I could see this coffee being used for espresso, but I think that the subtle floral notes here may be lost with that preparation method. Follow along with Alex below, and check out his Stagg X filter brews!

brew

Brew Analysis by Alex Taylor

After tasting this coffee on the cupping table, I felt confident that it would make a delicious brew with any of my fairly standard recipes: something along the lines of 1:16, 3-4 minute brew time, etc. I often find that some of the most pleasant surprises happen closer to the “extremes”, so I decided to try two brews here with brew ratios that I ordinarily wouldn’t choose for a coffee like this one.
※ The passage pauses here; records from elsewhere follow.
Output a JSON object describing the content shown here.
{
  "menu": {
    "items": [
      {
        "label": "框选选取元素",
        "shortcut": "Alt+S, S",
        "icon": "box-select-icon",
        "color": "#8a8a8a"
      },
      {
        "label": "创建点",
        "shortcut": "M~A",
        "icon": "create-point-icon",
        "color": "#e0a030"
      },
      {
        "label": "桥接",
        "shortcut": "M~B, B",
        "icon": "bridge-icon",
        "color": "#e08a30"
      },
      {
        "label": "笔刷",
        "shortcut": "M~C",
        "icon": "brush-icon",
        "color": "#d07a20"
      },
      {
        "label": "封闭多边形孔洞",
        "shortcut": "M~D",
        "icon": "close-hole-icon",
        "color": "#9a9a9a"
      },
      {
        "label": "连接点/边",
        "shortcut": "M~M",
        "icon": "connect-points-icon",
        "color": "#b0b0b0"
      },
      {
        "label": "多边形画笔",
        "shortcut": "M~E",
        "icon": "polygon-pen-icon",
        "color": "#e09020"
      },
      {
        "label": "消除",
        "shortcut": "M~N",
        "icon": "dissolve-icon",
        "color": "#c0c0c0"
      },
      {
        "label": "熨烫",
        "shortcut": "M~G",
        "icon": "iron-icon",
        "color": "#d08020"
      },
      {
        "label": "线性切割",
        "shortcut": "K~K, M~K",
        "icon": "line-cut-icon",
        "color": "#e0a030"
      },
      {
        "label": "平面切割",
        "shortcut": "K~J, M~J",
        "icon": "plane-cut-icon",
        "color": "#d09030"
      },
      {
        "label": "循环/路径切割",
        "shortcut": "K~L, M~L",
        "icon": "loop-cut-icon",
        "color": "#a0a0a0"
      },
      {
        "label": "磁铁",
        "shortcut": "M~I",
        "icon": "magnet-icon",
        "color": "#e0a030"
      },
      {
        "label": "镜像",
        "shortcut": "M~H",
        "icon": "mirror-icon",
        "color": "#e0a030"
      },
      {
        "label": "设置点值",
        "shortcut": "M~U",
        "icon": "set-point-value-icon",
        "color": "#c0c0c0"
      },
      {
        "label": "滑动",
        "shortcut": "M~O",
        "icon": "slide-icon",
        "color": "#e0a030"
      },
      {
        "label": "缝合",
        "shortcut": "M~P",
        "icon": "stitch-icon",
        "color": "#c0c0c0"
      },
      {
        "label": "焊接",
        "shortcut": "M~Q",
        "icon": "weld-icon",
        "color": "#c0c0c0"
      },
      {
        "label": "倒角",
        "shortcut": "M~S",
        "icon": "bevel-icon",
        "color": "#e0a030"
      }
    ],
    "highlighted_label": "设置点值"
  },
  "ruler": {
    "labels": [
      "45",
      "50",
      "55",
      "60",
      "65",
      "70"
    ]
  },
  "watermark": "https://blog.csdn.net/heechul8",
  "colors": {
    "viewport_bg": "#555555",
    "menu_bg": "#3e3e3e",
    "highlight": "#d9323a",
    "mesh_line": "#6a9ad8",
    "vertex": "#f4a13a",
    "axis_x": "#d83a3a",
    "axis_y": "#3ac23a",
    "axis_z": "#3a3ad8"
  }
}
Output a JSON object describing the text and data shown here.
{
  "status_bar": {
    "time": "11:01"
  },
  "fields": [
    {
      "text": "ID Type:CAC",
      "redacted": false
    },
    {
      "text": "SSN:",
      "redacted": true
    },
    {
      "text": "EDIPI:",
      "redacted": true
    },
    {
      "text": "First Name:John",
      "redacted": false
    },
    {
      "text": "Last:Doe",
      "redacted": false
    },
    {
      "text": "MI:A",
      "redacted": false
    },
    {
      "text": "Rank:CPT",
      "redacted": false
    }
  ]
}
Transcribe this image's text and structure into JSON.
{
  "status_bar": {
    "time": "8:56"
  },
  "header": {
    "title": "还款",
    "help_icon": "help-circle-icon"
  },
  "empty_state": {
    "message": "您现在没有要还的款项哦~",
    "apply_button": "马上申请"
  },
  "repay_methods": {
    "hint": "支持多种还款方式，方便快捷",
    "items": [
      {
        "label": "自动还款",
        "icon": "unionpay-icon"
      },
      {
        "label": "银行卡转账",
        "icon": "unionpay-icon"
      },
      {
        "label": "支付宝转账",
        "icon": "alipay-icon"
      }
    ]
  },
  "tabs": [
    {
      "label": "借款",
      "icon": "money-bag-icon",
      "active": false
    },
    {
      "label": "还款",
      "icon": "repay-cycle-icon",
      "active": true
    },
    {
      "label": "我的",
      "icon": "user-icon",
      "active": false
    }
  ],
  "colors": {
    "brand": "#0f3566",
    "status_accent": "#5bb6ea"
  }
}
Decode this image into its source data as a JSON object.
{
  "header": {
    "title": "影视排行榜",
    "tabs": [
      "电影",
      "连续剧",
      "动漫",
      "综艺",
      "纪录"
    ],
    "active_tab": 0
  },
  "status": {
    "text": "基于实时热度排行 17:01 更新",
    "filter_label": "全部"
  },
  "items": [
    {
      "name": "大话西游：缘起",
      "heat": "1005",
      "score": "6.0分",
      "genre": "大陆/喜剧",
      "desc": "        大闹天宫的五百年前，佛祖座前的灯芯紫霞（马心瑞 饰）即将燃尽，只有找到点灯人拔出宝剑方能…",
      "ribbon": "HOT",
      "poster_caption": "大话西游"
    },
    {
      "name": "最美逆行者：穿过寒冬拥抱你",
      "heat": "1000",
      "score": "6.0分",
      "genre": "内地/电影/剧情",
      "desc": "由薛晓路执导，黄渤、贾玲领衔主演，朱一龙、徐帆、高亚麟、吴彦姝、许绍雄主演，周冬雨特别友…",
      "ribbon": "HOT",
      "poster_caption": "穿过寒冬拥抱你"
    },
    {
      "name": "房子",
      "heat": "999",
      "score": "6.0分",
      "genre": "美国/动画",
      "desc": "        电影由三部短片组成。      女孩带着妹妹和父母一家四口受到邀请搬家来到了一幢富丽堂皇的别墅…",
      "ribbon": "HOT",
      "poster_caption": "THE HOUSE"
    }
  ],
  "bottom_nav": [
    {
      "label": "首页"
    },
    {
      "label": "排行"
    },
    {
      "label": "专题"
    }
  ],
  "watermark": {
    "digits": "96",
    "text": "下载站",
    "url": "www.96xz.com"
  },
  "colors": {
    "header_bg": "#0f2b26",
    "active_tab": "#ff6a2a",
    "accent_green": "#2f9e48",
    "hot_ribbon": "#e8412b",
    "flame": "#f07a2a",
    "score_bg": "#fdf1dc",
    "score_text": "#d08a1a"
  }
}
Best case scenario, the coffee surprises me and I have something unusual and delicious; worst case scenario, I bet this would still be pretty tasty. I used the Stagg X brewer from Fellow for both brews, following a 1:14 brew ratio for my first brew and a 1:18 ratio for my second. Typically, 1:14 is a good bit stronger than I prefer my coffee, and 1:18 winds up being a little too weak for my tastes. Those two factors aside, I didn’t change much else here; I didn’t want to go completely off the rails.

The first, stronger brew was quite nice! It boasted a juicy, complex acidity with notes of lime, pear, grape, and peach. And throughout the cup was a smooth and rich milk chocolate base note that coupled quite nicely with the coffee’s gentle floral finish. The second cup, with the 1:18 brew ratio, had many of the same tasting notes, but with an overall crisper body and a shorter, cleaner finish. We tasted white peach, green apple, grape (chardonnay), brown sugar, pecan, and cocoa. I think both brews could have been improved, but we all agreed that these cups were delicious just the way they were, too, which indicates that this coffee can perform well under a variety of brew methods. So whether you’re looking for something to make a delicate afternoon pourover or you’re groggily fixing yourself a French press in the morning, this could be the coffee for you.

Origin Information

Grower
Salvador Reyes
Variety
Parainema
Region
Victoria, Yoro, Honduras
Harvest
November - March
Altitude
1450 meters
Soil
Clay minerals
Process
Fully washed, 15 to 17 hour fermentation and 10-12 day dryed in the sun
Certifications

Background Details

Beneficio Santa Rosa is the powerhouse of western Honduras, boasting one of the most state-of-the-art dry mill operations in all Central America. It starts with location. Santa Rosa de Copan has mild weather conditions, which makes for an ideal warehouse location for resting parchment and preparing coffee for export. Copan is the second largest growing region in Honduras, which means Beneficio Santa Rosa is well situated to receive coffee from many excellent sources. Most importantly, Beneficio Santa Rosa has a fully staffed cupping lab equipped to cup through thousands of samples and identify the potential for every coffee that is received. So it should be no surprise that Beneficio Santa Rosa has delivered an exceptional number of “Top Tier” micro-lots for Royal this season. Salvador Reyes cultivated and harvested this micro-lot on his 23-acre farm called Monte Gerizim located in the Department of Yoro. Salvador and his family have been farming coffee for the last  twenty six years. in addition to coffee, Salvador cultivates beans corn and avocadoes. The varietal called parainema was specifically designed for Honduras through IHCAFE and has proven itself with 2 first place finishes in recent Cup of Excellent auctions in Honduras. Salvador uses his own micro-mill to process harvested cherries, which allows for meticulous care in sorting, depulping, fermenting, and drying the coffee on raised beds.